● **Problem to work on**
Type the listing below out again exactly. No images.

● **Supplied information**
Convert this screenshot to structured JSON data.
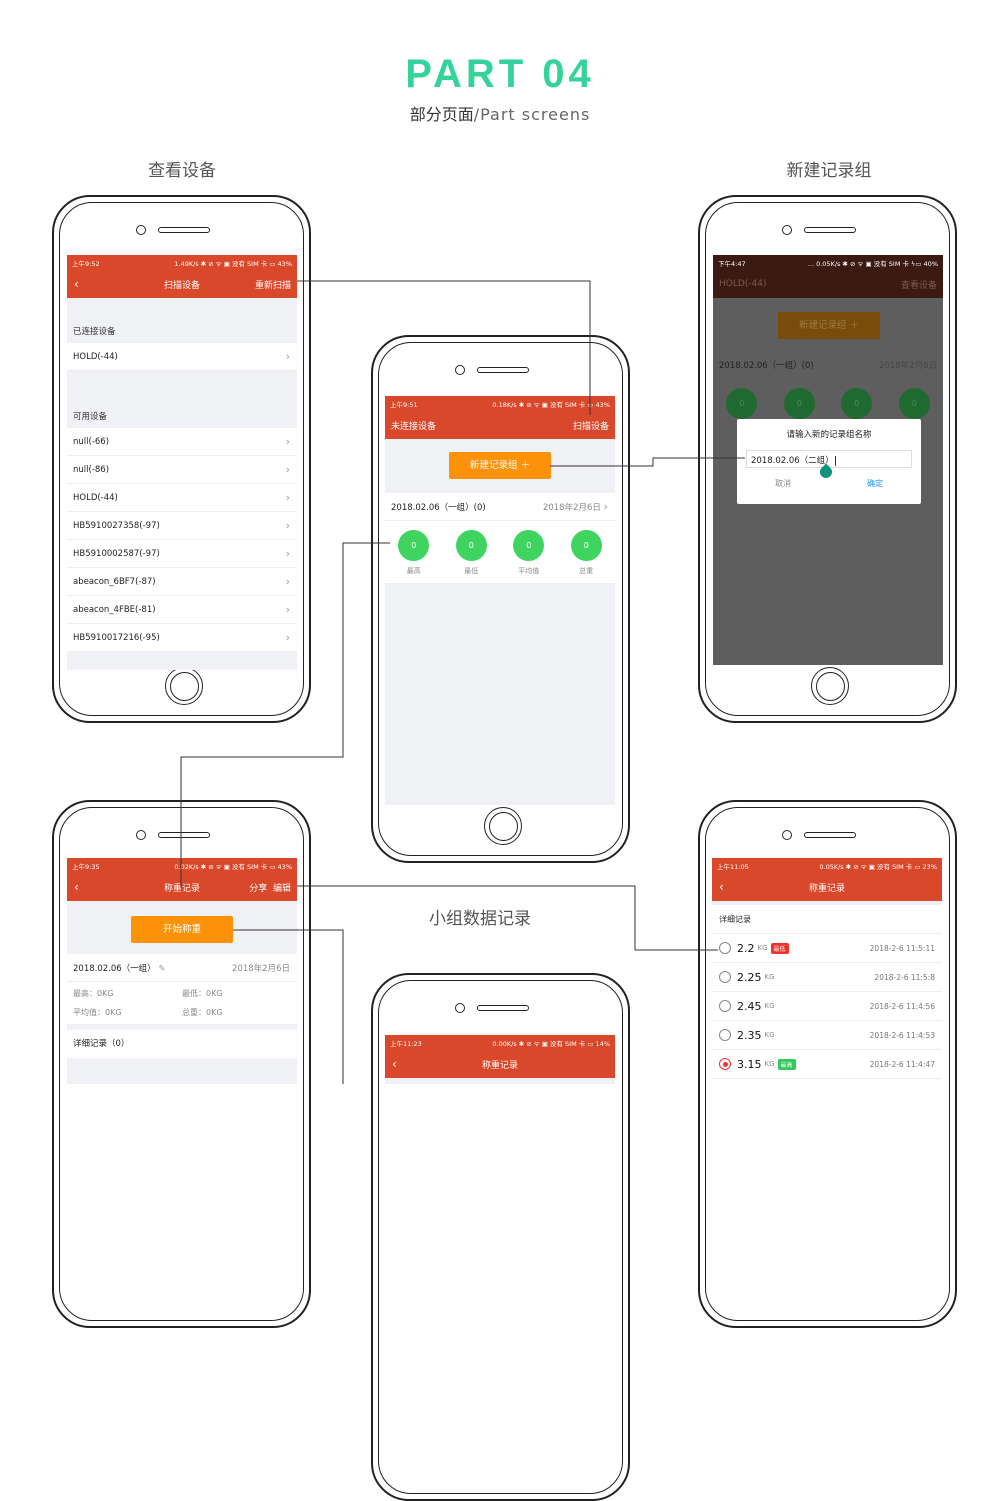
{
  "header": {
    "title": "PART 04",
    "subtitle_cn": "部分页面",
    "subtitle_en": "/Part screens"
  },
  "captions": {
    "view_devices": "查看设备",
    "new_group": "新建记录组",
    "group_records": "小组数据记录"
  },
  "colors": {
    "accent": "#d9482b",
    "orange": "#fb9209",
    "green": "#3ed45f",
    "title": "#34d399"
  },
  "scan": {
    "status": {
      "time": "上午9:52",
      "right": "1.49K/s ✱ ⊘ ᯤ ▣ 没有 SIM 卡 ▭ 43%"
    },
    "nav": {
      "back": "‹",
      "title": "扫描设备",
      "action": "重新扫描"
    },
    "connected_label": "已连接设备",
    "connected": [
      "HOLD(-44)"
    ],
    "available_label": "可用设备",
    "available": [
      "null(-66)",
      "null(-86)",
      "HOLD(-44)",
      "HB5910027358(-97)",
      "HB5910002587(-97)",
      "abeacon_6BF7(-87)",
      "abeacon_4FBE(-81)",
      "HB5910017216(-95)"
    ]
  },
  "home": {
    "status": {
      "time": "上午9:51",
      "right": "0.18K/s ✱ ⊘ ᯤ ▣ 没有 SIM 卡 ▭ 43%"
    },
    "nav": {
      "left": "未连接设备",
      "action": "扫描设备"
    },
    "new_button": "新建记录组 ＋",
    "group": {
      "name": "2018.02.06（一组）(0)",
      "date": "2018年2月6日"
    },
    "stats": [
      {
        "value": "0",
        "label": "最高"
      },
      {
        "value": "0",
        "label": "最低"
      },
      {
        "value": "0",
        "label": "平均值"
      },
      {
        "value": "0",
        "label": "总重"
      }
    ]
  },
  "dialog_screen": {
    "status": {
      "time": "下午4:47",
      "right": "... 0.05K/s ✱ ⊘ ᯤ ▣ 没有 SIM 卡 ϟ▭ 40%"
    },
    "nav": {
      "left": "HOLD(-44)",
      "action": "查看设备"
    },
    "new_button": "新建记录组 ＋",
    "group": {
      "name": "2018.02.06（一组）(0)",
      "date": "2018年2月6日"
    },
    "dialog": {
      "title": "请输入新的记录组名称",
      "input_value": "2018.02.06（二组）",
      "cancel": "取消",
      "confirm": "确定"
    }
  },
  "record": {
    "status": {
      "time": "上午9:35",
      "right": "0.02K/s ✱ ⊘ ᯤ ▣ 没有 SIM 卡 ▭ 43%"
    },
    "nav": {
      "back": "‹",
      "title": "称重记录",
      "share": "分享",
      "edit": "编辑"
    },
    "start_button": "开始称重",
    "group_name": "2018.02.06（一组）",
    "date": "2018年2月6日",
    "max": "最高：0KG",
    "min": "最低：0KG",
    "avg": "平均值：0KG",
    "total": "总重：0KG",
    "detail": "详细记录（0）"
  },
  "record2": {
    "status": {
      "time": "上午11:23",
      "right": "0.00K/s ✱ ⊘ ᯤ ▣ 没有 SIM 卡 ▭ 14%"
    },
    "nav": {
      "back": "‹",
      "title": "称重记录"
    }
  },
  "detail": {
    "status": {
      "time": "上午11:05",
      "right": "0.05K/s ✱ ⊘ ᯤ ▣ 没有 SIM 卡 ▭ 23%"
    },
    "nav": {
      "back": "‹",
      "title": "称重记录"
    },
    "section": "详细记录",
    "records": [
      {
        "value": "2.2",
        "unit": "KG",
        "badge": "最低",
        "badge_color": "#f0302a",
        "time": "2018-2-6 11:5:11",
        "selected": false
      },
      {
        "value": "2.25",
        "unit": "KG",
        "badge": "",
        "time": "2018-2-6 11:5:8",
        "selected": false
      },
      {
        "value": "2.45",
        "unit": "KG",
        "badge": "",
        "time": "2018-2-6 11:4:56",
        "selected": false
      },
      {
        "value": "2.35",
        "unit": "KG",
        "badge": "",
        "time": "2018-2-6 11:4:53",
        "selected": false
      },
      {
        "value": "3.15",
        "unit": "KG",
        "badge": "最高",
        "badge_color": "#34c759",
        "time": "2018-2-6 11:4:47",
        "selected": true
      }
    ]
  }
}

● **Task result**
Convert this screenshot to structured JSON data.
{
  "header": {
    "title": "PART 04",
    "subtitle_cn": "部分页面",
    "subtitle_en": "/Part screens"
  },
  "captions": {
    "view_devices": "查看设备",
    "new_group": "新建记录组",
    "group_records": "小组数据记录"
  },
  "colors": {
    "accent": "#d9482b",
    "orange": "#fb9209",
    "green": "#3ed45f",
    "title": "#34d399"
  },
  "scan": {
    "status": {
      "time": "上午9:52",
      "right": "1.49K/s ✱ ⊘ ᯤ ▣ 没有 SIM 卡 ▭ 43%"
    },
    "nav": {
      "back": "‹",
      "title": "扫描设备",
      "action": "重新扫描"
    },
    "connected_label": "已连接设备",
    "connected": [
      "HOLD(-44)"
    ],
    "available_label": "可用设备",
    "available": [
      "null(-66)",
      "null(-86)",
      "HOLD(-44)",
      "HB5910027358(-97)",
      "HB5910002587(-97)",
      "abeacon_6BF7(-87)",
      "abeacon_4FBE(-81)",
      "HB5910017216(-95)"
    ]
  },
  "home": {
    "status": {
      "time": "上午9:51",
      "right": "0.18K/s ✱ ⊘ ᯤ ▣ 没有 SIM 卡 ▭ 43%"
    },
    "nav": {
      "left": "未连接设备",
      "action": "扫描设备"
    },
    "new_button": "新建记录组 ＋",
    "group": {
      "name": "2018.02.06（一组）(0)",
      "date": "2018年2月6日"
    },
    "stats": [
      {
        "value": "0",
        "label": "最高"
      },
      {
        "value": "0",
        "label": "最低"
      },
      {
        "value": "0",
        "label": "平均值"
      },
      {
        "value": "0",
        "label": "总重"
      }
    ]
  },
  "dialog_screen": {
    "status": {
      "time": "下午4:47",
      "right": "... 0.05K/s ✱ ⊘ ᯤ ▣ 没有 SIM 卡 ϟ▭ 40%"
    },
    "nav": {
      "left": "HOLD(-44)",
      "action": "查看设备"
    },
    "new_button": "新建记录组 ＋",
    "group": {
      "name": "2018.02.06（一组）(0)",
      "date": "2018年2月6日"
    },
    "dialog": {
      "title": "请输入新的记录组名称",
      "input_value": "2018.02.06（二组）",
      "cancel": "取消",
      "confirm": "确定"
    }
  },
  "record": {
    "status": {
      "time": "上午9:35",
      "right": "0.02K/s ✱ ⊘ ᯤ ▣ 没有 SIM 卡 ▭ 43%"
    },
    "nav": {
      "back": "‹",
      "title": "称重记录",
      "share": "分享",
      "edit": "编辑"
    },
    "start_button": "开始称重",
    "group_name": "2018.02.06（一组）",
    "date": "2018年2月6日",
    "max": "最高：0KG",
    "min": "最低：0KG",
    "avg": "平均值：0KG",
    "total": "总重：0KG",
    "detail": "详细记录（0）"
  },
  "record2": {
    "status": {
      "time": "上午11:23",
      "right": "0.00K/s ✱ ⊘ ᯤ ▣ 没有 SIM 卡 ▭ 14%"
    },
    "nav": {
      "back": "‹",
      "title": "称重记录"
    }
  },
  "detail": {
    "status": {
      "time": "上午11:05",
      "right": "0.05K/s ✱ ⊘ ᯤ ▣ 没有 SIM 卡 ▭ 23%"
    },
    "nav": {
      "back": "‹",
      "title": "称重记录"
    },
    "section": "详细记录",
    "records": [
      {
        "value": "2.2",
        "unit": "KG",
        "badge": "最低",
        "badge_color": "#f0302a",
        "time": "2018-2-6 11:5:11",
        "selected": false
      },
      {
        "value": "2.25",
        "unit": "KG",
        "badge": "",
        "time": "2018-2-6 11:5:8",
        "selected": false
      },
      {
        "value": "2.45",
        "unit": "KG",
        "badge": "",
        "time": "2018-2-6 11:4:56",
        "selected": false
      },
      {
        "value": "2.35",
        "unit": "KG",
        "badge": "",
        "time": "2018-2-6 11:4:53",
        "selected": false
      },
      {
        "value": "3.15",
        "unit": "KG",
        "badge": "最高",
        "badge_color": "#34c759",
        "time": "2018-2-6 11:4:47",
        "selected": true
      }
    ]
  }
}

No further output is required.